Records from a dataset>
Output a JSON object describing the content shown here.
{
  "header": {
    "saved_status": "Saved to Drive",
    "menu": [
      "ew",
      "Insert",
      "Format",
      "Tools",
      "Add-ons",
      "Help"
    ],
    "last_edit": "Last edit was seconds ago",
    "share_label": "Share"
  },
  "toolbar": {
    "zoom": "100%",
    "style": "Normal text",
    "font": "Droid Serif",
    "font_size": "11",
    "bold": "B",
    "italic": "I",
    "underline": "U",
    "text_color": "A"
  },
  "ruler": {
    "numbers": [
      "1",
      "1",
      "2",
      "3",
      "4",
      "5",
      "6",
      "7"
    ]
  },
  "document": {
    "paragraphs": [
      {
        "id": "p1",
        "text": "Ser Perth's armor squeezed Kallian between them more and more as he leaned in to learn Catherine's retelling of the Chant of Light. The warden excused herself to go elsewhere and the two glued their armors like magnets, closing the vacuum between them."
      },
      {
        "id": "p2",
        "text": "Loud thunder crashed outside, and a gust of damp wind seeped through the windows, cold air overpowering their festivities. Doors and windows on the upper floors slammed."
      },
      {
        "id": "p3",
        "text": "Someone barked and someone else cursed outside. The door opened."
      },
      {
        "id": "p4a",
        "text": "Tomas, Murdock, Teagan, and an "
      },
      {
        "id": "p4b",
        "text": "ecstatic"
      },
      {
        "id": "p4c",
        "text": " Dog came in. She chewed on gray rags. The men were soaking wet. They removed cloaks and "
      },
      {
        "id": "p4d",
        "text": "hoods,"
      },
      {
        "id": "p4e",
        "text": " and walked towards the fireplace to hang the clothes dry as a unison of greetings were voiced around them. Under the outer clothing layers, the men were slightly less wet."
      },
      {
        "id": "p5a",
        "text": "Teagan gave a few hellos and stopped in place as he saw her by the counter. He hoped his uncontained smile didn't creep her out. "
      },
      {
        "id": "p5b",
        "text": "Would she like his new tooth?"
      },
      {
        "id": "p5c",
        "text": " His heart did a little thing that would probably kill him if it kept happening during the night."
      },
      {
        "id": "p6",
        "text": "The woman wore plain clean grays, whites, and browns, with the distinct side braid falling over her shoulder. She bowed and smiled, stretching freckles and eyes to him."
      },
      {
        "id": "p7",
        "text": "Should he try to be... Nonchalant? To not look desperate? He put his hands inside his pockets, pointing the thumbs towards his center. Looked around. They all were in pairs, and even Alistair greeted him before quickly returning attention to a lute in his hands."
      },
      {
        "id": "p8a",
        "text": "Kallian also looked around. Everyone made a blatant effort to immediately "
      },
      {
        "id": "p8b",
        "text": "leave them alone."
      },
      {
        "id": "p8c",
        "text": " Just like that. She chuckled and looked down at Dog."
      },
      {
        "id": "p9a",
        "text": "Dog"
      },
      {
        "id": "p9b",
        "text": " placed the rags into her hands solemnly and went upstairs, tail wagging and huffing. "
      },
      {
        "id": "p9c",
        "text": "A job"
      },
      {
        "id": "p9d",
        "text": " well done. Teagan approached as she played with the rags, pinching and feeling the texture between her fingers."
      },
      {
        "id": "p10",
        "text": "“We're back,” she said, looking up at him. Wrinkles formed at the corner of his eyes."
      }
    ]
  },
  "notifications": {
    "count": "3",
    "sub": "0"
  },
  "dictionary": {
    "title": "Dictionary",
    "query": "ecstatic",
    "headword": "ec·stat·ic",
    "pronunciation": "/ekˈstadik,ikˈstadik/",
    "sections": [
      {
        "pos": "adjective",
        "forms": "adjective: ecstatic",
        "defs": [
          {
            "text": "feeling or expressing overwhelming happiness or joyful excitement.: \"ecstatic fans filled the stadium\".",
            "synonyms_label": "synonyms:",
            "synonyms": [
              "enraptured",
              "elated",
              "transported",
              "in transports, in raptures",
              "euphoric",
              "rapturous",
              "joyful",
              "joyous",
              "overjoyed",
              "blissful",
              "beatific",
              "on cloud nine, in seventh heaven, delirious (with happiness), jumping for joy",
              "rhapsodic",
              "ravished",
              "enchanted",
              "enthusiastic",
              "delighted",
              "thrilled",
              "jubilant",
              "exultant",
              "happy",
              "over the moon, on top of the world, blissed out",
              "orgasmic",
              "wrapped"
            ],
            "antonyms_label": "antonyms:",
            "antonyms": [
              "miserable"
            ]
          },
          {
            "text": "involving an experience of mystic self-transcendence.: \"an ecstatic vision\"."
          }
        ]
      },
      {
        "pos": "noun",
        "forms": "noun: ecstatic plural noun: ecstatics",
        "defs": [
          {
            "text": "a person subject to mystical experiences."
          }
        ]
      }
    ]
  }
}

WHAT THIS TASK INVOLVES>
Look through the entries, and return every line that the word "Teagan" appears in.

RESPONSE FOR THIS EXERCISE>
        "text": "Tomas, Murdock, Teagan, and an "
        "text": "Teagan gave a few hellos and stopped in place as he saw her by the counter. He hoped his uncontained smile didn't creep her out. "
        "text": " well done. Teagan approached as she played with the rags, pinching and feeling the texture between her fingers."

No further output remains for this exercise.